After we had punched the living daylights out of the dummy, we were given swords and again the controls are very natural. Hacking and slashing - as long as you don't need to move your legs - will be amazing. After the swords came the crossbow, and our stupidity of trying to close one eye to aim. This is an immersive world, remember, and you'll find yourself losing track of that divide between the virtual and the reality.
The demo finishes with a stone dragon waking up from behind you flying high into the air and then landing in front of you to eat you.
It's in this spilt moment you realise the full power and potential of VR. You don't see the dragon until you hear it hovering above. There's no fake pan, no cutscene as the dragon wakes up as you are normally presented with, just the dragon in your face and the realisation that you should have been paying more attention.
If the Sony Morpheus demo has shown us anything, it is that gaming in the future is going to be about staying alert, because we can tell you now, there is the potential to miss a lot of it, just like in real life.
That has huge potential for games designers and gamers as we all learn what works and what doesn't in this new in-person world. It's clear that Sony are keen to push this format, and by the sheer level of demos (albeit only three) you can see that it has the potential to move a lot quicker than the Facebook-owned Oculus Rift.
What's also interesting is that Sony acknowledges that this has to be a social experience to work, for it to be successful in a world where we like to share experiences rather than be on a sofa ignoring the outside world.
That's why, Sony says, all of the demos we've seen output a more traditional looking experience to the TV so others can watch.

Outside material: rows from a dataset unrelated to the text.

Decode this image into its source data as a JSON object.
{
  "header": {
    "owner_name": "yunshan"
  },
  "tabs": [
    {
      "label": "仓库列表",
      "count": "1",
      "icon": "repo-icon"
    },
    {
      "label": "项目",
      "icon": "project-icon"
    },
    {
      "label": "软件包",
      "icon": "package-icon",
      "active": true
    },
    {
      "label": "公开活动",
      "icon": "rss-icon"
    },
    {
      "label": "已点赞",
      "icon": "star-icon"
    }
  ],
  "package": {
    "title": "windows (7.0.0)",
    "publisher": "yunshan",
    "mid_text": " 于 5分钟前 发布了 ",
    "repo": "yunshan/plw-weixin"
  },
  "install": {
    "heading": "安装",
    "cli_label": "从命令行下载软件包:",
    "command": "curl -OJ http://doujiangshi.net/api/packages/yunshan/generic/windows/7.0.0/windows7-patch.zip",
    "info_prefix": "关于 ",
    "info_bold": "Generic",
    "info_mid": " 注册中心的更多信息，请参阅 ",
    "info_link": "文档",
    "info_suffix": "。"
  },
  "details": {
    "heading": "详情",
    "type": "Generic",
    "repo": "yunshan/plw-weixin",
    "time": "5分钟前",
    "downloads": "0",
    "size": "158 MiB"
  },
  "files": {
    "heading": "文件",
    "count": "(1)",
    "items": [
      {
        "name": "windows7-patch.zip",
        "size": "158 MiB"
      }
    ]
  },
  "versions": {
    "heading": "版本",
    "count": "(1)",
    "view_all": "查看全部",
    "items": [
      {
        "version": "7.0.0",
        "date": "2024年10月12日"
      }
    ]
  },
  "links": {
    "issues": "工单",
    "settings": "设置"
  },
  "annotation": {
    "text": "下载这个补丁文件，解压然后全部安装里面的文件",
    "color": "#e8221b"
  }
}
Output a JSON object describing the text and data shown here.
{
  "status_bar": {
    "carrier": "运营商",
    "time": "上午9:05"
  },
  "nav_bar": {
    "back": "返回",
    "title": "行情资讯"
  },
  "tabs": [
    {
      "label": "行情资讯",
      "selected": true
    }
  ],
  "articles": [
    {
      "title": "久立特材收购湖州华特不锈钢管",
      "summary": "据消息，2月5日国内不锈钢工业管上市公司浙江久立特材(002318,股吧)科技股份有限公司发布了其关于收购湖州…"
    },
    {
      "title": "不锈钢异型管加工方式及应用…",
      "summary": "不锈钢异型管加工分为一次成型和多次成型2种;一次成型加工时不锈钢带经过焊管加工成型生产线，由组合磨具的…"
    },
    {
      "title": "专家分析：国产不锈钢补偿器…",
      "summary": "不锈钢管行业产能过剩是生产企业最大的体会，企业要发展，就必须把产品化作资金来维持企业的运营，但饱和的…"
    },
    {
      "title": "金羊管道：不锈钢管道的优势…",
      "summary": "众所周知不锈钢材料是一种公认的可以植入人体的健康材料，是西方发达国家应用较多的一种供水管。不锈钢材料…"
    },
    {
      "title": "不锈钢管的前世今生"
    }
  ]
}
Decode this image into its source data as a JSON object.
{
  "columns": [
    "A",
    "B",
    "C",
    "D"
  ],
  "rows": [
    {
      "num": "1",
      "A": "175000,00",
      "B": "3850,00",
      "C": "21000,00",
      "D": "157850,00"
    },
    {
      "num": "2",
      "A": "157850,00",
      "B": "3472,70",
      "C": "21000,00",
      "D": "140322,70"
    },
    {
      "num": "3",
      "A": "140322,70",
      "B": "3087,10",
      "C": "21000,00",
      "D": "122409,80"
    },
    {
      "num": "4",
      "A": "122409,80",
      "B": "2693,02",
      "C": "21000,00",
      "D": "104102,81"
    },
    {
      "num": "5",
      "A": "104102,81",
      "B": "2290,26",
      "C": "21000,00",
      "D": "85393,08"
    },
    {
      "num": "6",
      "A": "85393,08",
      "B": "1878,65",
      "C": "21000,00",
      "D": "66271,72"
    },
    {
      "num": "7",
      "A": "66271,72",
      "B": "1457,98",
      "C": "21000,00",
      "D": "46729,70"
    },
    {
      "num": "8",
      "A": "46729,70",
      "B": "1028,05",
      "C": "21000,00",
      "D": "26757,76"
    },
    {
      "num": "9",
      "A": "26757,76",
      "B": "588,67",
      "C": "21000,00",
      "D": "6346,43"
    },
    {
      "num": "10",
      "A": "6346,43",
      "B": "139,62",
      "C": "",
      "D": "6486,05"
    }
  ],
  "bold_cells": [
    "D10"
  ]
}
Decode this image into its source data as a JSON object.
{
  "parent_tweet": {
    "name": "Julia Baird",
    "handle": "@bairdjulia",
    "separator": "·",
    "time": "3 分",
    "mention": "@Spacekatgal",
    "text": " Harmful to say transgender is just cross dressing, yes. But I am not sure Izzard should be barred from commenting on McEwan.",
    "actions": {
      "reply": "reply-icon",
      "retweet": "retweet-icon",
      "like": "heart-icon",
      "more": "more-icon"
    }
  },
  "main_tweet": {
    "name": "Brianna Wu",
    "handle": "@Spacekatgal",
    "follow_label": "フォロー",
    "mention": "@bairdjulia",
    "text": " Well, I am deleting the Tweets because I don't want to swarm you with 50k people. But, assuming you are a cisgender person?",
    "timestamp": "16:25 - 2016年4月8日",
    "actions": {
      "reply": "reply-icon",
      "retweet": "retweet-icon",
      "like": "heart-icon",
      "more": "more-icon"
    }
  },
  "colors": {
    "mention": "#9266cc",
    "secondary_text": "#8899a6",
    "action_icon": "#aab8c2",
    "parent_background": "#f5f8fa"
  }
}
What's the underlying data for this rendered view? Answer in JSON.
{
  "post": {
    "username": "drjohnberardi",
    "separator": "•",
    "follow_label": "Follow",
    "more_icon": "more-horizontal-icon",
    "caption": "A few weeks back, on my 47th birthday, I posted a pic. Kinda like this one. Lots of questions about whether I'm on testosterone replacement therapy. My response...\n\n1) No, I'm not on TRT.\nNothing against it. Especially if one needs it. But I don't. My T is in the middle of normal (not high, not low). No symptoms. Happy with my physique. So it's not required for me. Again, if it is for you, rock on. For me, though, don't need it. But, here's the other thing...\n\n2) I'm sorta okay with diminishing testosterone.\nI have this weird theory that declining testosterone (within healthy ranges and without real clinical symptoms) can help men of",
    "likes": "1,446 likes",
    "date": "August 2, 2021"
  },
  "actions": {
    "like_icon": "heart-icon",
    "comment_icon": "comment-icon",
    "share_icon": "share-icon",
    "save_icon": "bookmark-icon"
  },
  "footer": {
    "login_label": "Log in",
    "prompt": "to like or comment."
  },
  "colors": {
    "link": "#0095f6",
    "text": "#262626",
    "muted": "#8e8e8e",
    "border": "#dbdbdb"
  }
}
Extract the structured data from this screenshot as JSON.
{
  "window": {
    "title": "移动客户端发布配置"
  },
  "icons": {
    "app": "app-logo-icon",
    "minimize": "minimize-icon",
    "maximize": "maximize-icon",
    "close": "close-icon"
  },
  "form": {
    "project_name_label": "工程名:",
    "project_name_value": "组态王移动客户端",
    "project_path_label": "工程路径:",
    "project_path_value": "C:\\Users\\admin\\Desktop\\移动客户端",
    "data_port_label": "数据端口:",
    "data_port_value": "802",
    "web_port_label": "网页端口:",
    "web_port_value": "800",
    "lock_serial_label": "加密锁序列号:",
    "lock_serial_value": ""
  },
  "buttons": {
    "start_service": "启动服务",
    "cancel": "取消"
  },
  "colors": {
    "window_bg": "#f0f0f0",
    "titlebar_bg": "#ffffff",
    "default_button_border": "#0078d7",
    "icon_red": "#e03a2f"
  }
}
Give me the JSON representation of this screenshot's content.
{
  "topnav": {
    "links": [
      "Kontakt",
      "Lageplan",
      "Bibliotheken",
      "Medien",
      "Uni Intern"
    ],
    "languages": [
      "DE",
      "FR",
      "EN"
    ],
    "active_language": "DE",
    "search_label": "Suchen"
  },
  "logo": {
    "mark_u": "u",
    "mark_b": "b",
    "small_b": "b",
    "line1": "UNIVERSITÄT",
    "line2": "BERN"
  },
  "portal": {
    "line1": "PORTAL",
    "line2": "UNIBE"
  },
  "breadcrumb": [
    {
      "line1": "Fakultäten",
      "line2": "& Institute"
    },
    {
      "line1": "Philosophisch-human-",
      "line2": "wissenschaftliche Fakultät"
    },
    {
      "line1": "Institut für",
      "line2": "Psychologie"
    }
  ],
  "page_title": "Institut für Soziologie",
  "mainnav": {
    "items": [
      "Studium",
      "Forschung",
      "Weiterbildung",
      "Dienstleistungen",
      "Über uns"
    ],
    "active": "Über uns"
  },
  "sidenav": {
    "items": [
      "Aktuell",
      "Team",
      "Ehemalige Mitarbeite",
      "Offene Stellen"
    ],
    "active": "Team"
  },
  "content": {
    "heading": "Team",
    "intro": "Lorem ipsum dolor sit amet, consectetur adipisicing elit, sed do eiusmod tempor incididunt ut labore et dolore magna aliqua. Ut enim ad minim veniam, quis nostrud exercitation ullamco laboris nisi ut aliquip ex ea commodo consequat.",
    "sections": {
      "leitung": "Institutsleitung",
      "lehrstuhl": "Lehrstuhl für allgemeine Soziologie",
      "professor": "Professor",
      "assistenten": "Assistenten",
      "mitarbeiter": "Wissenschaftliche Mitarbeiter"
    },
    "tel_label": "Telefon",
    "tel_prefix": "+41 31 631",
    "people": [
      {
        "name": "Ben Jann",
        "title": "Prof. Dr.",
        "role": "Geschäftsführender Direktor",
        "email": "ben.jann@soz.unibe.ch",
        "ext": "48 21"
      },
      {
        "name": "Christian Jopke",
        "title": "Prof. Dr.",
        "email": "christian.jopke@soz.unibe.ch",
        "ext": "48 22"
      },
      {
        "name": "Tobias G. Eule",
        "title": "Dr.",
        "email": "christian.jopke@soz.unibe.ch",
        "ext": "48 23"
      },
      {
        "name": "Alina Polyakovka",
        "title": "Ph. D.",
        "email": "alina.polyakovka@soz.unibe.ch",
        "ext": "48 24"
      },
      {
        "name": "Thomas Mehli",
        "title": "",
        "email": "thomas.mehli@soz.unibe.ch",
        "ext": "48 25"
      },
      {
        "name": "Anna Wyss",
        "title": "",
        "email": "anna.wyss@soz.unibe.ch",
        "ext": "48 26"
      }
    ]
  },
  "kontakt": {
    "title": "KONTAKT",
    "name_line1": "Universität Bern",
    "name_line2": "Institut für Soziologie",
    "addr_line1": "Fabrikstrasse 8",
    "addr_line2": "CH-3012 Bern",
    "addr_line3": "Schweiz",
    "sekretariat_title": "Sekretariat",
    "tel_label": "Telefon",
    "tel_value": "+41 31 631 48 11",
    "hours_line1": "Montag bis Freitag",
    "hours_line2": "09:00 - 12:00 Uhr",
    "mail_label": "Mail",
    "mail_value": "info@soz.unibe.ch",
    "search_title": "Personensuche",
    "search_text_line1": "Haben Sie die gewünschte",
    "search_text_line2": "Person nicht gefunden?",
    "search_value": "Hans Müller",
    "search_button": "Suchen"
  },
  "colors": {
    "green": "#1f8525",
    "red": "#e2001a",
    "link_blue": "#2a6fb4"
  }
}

In the case of The Deep, those voyeurs can interact via a tablet also connected to the console.
While mobile gaming continues to focus on the casual gamer, Sony, with Project Morpheus, plans to let console gamers immerse themselves even more into the worlds that they play in, and for many gamers that day can't come soon enough.